DIRECTIONS FOR THIS TASK = Report every line of the records below that contains the word "removed".

Data about app and page elements =
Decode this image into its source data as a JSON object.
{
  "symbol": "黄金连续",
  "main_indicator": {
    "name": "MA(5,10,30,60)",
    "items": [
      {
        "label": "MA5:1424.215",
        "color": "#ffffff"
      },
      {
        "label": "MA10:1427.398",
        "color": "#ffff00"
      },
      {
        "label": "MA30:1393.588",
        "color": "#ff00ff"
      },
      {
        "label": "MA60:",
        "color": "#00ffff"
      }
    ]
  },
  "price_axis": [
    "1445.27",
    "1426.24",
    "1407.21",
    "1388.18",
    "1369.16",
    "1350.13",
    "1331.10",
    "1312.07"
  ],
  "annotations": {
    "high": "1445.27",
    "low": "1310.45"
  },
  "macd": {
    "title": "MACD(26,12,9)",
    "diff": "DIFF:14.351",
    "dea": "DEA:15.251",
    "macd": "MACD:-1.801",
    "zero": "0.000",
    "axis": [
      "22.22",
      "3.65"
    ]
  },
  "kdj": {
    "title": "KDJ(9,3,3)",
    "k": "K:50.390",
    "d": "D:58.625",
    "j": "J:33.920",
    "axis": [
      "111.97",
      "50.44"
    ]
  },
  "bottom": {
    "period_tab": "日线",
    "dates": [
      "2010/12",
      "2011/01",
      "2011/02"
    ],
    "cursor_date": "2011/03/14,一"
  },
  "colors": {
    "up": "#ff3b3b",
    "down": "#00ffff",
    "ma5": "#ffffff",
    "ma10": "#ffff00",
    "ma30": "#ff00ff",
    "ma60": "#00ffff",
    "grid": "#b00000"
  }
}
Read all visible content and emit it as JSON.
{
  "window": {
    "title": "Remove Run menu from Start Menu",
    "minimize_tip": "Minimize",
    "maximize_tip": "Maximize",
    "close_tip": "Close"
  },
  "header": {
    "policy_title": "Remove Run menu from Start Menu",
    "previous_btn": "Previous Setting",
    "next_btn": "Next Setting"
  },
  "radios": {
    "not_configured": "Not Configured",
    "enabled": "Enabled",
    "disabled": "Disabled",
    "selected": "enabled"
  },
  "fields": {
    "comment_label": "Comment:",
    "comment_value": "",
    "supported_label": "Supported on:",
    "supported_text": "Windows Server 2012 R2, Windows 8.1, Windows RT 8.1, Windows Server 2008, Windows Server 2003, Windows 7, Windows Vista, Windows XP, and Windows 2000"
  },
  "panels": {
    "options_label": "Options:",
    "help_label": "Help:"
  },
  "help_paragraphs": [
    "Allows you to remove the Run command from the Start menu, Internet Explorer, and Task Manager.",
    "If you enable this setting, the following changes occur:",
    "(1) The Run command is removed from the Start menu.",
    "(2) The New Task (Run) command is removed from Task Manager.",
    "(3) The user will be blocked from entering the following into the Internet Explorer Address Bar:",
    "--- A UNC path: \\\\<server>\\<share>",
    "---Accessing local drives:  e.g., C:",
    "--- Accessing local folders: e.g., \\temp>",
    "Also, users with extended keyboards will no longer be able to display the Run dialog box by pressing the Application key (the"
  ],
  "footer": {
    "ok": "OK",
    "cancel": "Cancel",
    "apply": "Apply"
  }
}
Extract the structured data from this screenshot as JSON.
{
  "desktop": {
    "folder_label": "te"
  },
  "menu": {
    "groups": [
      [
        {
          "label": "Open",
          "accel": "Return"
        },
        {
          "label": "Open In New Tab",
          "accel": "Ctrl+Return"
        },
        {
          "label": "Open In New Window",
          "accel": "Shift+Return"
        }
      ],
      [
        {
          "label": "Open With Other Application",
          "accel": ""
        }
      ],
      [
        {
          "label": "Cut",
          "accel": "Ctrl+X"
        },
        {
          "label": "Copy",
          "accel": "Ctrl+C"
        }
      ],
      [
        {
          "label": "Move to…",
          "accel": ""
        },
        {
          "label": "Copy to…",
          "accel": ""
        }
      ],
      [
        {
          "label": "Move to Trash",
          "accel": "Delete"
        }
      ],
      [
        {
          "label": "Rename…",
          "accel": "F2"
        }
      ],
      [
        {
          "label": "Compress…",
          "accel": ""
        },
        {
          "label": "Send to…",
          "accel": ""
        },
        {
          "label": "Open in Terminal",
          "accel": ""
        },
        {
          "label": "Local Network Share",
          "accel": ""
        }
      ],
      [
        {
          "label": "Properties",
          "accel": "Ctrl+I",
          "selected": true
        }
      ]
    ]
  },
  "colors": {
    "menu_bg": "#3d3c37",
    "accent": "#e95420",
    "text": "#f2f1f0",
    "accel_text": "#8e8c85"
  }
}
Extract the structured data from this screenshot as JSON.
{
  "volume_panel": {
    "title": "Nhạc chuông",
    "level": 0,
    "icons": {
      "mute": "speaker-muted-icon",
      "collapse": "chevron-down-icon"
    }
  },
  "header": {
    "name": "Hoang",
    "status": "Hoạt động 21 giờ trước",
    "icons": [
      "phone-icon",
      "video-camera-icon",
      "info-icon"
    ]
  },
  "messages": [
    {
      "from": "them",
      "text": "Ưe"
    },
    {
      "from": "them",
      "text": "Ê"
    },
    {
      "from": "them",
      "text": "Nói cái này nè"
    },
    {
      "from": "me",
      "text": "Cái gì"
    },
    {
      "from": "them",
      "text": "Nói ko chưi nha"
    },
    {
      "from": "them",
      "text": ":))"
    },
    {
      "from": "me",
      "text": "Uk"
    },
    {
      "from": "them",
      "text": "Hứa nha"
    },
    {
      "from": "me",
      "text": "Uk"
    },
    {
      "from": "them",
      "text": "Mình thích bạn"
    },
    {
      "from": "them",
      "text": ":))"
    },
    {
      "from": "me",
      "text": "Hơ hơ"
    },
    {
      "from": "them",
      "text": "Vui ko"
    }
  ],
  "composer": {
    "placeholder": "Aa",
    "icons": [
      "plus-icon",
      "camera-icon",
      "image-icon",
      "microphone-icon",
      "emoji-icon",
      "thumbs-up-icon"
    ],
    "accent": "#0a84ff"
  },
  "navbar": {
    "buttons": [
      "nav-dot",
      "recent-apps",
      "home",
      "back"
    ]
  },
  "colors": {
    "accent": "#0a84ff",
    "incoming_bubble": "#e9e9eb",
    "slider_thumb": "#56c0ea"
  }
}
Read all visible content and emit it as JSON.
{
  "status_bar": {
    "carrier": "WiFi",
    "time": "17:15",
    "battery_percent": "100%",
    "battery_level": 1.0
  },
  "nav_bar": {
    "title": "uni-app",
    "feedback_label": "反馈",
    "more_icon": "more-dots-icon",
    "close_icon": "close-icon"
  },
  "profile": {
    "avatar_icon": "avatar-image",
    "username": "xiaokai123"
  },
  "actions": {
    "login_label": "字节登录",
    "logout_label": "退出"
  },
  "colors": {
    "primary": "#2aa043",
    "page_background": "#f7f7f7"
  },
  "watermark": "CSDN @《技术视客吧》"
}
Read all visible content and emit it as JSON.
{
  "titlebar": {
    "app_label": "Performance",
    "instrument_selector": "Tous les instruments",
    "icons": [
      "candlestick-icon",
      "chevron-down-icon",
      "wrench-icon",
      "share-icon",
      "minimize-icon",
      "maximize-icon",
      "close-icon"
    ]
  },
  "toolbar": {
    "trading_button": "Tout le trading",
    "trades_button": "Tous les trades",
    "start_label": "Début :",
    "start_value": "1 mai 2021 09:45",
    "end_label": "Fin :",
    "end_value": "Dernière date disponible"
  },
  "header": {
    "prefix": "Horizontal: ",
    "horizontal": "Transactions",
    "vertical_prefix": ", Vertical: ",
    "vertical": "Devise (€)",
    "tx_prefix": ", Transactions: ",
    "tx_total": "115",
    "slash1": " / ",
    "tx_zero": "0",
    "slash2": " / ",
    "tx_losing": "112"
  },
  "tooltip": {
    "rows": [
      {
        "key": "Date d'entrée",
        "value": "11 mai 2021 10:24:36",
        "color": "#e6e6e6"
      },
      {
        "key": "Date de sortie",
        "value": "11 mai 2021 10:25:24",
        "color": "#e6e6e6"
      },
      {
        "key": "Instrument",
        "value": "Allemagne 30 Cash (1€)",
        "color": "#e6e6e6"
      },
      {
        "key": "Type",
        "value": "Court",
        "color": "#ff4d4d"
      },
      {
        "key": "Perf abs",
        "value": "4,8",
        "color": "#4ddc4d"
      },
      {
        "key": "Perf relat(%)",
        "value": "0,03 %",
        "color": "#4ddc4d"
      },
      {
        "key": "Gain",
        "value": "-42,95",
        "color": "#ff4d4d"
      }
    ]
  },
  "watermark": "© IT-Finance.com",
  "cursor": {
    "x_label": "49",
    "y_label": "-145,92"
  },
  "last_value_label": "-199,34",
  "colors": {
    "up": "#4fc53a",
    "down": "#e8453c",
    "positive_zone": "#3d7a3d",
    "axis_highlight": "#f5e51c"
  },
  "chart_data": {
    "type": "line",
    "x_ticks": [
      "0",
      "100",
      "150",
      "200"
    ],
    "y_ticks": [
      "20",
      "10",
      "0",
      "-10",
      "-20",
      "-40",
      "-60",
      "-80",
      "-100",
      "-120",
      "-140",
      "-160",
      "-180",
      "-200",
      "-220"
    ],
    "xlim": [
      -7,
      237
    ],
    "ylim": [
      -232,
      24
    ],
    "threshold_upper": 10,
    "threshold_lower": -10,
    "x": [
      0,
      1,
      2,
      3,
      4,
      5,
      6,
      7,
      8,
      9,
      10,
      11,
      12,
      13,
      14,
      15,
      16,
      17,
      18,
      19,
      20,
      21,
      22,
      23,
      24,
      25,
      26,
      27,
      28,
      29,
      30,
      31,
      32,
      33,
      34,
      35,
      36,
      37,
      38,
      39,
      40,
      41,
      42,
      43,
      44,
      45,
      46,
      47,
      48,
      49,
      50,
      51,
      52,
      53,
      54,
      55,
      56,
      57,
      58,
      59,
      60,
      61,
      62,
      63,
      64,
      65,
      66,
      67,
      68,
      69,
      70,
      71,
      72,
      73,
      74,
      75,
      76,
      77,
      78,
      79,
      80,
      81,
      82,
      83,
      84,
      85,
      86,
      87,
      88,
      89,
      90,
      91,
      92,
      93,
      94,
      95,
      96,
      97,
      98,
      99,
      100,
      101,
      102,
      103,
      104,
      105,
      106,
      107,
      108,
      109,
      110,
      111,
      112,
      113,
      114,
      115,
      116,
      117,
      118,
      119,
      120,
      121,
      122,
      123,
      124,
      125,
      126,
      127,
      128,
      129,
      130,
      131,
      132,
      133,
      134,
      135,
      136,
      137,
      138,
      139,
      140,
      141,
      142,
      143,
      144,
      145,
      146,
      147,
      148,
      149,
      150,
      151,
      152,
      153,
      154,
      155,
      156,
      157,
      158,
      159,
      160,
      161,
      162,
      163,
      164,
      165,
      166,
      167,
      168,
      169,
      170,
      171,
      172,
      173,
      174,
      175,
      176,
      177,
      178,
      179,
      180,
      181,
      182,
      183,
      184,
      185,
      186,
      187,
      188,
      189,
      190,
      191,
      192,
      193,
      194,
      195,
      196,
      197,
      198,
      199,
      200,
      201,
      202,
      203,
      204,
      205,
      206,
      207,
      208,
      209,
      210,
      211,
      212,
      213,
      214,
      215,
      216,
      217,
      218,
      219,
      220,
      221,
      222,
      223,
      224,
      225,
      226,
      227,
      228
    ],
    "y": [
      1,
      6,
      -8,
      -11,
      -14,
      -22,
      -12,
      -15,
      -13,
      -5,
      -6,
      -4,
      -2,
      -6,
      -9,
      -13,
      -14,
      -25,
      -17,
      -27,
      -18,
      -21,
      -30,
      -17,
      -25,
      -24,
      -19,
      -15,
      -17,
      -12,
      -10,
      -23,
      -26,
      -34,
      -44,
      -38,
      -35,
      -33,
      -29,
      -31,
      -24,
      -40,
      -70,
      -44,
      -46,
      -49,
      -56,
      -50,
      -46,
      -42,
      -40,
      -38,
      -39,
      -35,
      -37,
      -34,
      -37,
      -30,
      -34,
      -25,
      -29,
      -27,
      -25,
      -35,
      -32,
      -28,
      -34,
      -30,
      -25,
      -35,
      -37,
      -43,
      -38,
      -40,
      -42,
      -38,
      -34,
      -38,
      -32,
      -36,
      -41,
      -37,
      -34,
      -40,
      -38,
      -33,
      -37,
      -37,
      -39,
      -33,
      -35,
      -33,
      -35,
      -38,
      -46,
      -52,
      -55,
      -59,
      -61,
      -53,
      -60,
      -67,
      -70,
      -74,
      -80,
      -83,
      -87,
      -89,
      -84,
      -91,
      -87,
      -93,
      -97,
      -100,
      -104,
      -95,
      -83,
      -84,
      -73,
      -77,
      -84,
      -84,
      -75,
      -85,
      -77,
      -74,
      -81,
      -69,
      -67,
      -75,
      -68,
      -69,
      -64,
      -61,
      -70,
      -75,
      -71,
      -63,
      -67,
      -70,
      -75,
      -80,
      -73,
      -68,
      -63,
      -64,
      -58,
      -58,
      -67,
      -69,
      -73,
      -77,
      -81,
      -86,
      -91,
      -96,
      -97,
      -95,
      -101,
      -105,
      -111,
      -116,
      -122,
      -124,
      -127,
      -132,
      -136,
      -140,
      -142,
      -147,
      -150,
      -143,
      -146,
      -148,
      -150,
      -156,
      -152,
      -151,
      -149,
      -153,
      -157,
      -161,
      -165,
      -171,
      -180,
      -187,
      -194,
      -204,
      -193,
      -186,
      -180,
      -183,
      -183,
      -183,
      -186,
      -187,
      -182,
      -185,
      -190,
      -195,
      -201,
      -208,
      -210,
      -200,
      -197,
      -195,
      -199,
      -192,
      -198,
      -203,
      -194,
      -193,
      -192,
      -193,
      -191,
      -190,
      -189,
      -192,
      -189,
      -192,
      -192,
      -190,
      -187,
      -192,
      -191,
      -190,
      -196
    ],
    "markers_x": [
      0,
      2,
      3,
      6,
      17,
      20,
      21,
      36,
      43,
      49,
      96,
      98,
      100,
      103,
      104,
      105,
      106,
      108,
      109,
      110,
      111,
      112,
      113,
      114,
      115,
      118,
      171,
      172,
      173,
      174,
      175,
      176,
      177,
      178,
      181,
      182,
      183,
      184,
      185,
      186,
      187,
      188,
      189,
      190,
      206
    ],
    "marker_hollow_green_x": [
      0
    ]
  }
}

PROBLEM SOLUTION =
    "(1) The Run command is removed from the Start menu.",
    "(2) The New Task (Run) command is removed from Task Manager.",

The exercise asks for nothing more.